But the esthetic theory and the theology are not that far apart. An analogous transformation of the self happens in the two cases, a shift of self reference from “ahamkara” towards “purusa” selfhood. In esthetic experience, as in spiritual development, there is a move from ego to consciousness as the true spectator or owner (svamin) of the experience. Similarly, in the transitional experience when it develops into culture there is a move away from ego and toward a more “cosmic” or universal sense of selfhood that begins with renunciation. In Abhinavan esthetic culture an egoless moment is walled off so that it can shine in purusa “space,” while in transitional culture the moment becomes more egoless through the transformation from crude claiming that something in the world must be “mine” to self denial in the present moment coupled with a faith that what I really need is inherently mine and will come to me (in some sense of “me”) in some way, in time. The sense of what “I” am shifts from a drive to assert itself or claim ownership to a standpoint that has eternal value and certainty. At the same time, its location shifts from inside the walls of the body and mind outward into the realm of culture, and even the cosmos. (This can be understood partly in terms of the vasanas or “latent impressions” from one’s past lives which move the self far beyond the skin of the present personality, if still far from the recognition that “I am Siva.” Recall Duhsanta’s past life intimations in Sakuntala V.)
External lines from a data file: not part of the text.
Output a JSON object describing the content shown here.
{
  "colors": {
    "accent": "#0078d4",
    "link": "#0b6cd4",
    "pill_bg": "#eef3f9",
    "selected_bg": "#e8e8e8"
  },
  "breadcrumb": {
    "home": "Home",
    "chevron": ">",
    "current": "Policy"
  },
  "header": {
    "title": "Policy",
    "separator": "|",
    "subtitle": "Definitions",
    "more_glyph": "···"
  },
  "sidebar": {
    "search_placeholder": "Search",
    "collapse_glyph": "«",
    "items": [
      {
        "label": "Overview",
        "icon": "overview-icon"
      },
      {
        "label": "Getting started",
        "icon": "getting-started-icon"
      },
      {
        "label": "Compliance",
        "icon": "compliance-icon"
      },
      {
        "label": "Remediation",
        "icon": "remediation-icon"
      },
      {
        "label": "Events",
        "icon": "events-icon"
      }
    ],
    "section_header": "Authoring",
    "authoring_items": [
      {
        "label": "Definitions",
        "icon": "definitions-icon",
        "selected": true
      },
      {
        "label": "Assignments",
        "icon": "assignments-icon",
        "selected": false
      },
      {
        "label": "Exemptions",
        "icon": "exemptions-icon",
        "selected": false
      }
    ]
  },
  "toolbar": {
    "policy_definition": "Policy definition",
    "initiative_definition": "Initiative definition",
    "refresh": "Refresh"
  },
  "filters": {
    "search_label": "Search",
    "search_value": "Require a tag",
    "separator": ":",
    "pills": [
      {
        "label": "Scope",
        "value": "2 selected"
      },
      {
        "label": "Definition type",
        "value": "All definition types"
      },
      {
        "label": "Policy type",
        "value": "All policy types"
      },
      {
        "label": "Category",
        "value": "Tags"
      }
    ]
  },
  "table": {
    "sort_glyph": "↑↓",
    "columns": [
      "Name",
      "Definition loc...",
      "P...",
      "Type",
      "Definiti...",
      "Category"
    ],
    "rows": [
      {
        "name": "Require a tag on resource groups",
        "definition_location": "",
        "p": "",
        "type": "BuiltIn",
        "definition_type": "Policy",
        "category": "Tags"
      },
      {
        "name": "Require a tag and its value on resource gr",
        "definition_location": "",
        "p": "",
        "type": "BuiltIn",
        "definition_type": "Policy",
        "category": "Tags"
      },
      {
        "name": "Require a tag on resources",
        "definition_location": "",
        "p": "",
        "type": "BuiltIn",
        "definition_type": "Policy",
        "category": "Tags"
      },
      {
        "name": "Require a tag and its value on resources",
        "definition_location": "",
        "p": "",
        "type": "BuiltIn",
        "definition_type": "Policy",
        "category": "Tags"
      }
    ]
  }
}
In the two movies I discussed, the selves of the characters Krisna and Jamal are esthetic for the viewer (we see them from the outside, individuated across childhood, the flashbacks in Slumdog constituting a kind of time-lapse photography revealing a single personality) but transitional (possessing hope of deep fulfillment within their worlds) for the characters themselves. By putting these two facets of the films together in this way it is possible to suggest a way to transcend Abhinava’s assertion that rasa cannot refer to the world. As discussed, both films call on us to change our political lives, to care for the homeless children of Bombay and build a better Mumbai. The sahrdaya is also a citizen because art implies a way of life in the world. In spite of the sharp division Abhinava draws between life and art, it is clear in the famous image we have of him as a living man that the two were in fact one. The verses, and painting, of Abhinava sitting with his two yoginis and his disciples, playing the lute while sipping wine in the fragrant Kashmiri garden unmistakably constitute both a work of art and an idealized vision of a social order that may never have existed fully but was conceived as ultimately desirable by Abhinava and his followers. What if life in Mumbai were like that?